§ WORK INSTRUCTIONS: For the word "Model", give the number of lines in these entries that contain it, with nothing else.

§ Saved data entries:

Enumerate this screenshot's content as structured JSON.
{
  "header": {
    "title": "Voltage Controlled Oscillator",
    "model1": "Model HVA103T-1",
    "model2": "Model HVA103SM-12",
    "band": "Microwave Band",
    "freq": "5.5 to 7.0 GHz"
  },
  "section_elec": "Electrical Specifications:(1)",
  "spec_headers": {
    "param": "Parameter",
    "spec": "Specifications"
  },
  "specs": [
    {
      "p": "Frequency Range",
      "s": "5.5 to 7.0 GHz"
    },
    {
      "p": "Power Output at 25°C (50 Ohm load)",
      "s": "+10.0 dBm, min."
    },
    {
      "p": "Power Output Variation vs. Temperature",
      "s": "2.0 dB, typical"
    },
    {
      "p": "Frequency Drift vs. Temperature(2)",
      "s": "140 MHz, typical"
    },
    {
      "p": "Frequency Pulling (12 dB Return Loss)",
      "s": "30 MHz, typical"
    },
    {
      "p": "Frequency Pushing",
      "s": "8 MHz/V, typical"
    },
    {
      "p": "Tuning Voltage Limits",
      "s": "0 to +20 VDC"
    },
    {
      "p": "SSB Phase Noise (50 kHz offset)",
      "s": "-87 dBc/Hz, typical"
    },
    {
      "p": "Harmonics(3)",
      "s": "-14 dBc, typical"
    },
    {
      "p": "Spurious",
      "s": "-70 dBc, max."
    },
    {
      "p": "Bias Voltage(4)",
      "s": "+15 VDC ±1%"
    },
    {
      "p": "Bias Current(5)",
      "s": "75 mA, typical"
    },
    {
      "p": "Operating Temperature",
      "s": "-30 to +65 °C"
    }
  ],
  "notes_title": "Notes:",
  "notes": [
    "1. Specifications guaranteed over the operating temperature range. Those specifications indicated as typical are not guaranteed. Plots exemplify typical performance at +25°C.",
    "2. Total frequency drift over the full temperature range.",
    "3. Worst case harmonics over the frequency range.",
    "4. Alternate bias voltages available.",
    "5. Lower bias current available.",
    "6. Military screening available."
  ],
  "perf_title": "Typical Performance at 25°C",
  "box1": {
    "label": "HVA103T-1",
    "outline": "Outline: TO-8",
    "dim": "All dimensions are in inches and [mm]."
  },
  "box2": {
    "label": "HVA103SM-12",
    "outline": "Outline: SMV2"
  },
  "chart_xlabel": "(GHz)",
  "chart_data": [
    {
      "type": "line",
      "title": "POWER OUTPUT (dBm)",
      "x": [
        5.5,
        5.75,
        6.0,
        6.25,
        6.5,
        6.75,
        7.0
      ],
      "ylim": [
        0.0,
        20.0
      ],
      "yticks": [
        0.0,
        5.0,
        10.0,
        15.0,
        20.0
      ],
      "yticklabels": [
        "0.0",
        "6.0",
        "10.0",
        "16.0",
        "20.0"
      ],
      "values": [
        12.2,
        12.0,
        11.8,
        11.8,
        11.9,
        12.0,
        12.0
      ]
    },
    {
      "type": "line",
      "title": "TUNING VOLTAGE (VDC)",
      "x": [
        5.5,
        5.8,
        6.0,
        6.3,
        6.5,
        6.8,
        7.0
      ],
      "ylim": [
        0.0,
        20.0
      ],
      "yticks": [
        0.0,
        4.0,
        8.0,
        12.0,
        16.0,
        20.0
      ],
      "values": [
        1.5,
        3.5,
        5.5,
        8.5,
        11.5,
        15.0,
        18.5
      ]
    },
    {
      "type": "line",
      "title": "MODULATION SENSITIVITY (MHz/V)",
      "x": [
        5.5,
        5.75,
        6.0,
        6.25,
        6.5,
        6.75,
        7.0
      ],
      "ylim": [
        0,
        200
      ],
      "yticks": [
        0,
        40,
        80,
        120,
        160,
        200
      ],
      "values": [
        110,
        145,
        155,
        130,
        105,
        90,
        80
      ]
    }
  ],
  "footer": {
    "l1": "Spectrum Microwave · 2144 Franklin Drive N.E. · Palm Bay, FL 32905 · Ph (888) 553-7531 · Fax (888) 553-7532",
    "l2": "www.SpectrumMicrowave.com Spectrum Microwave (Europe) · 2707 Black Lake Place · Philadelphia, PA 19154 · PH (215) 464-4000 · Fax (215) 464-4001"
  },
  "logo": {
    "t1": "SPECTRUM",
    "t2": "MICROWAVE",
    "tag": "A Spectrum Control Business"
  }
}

§ EXERCISE RESULT: 2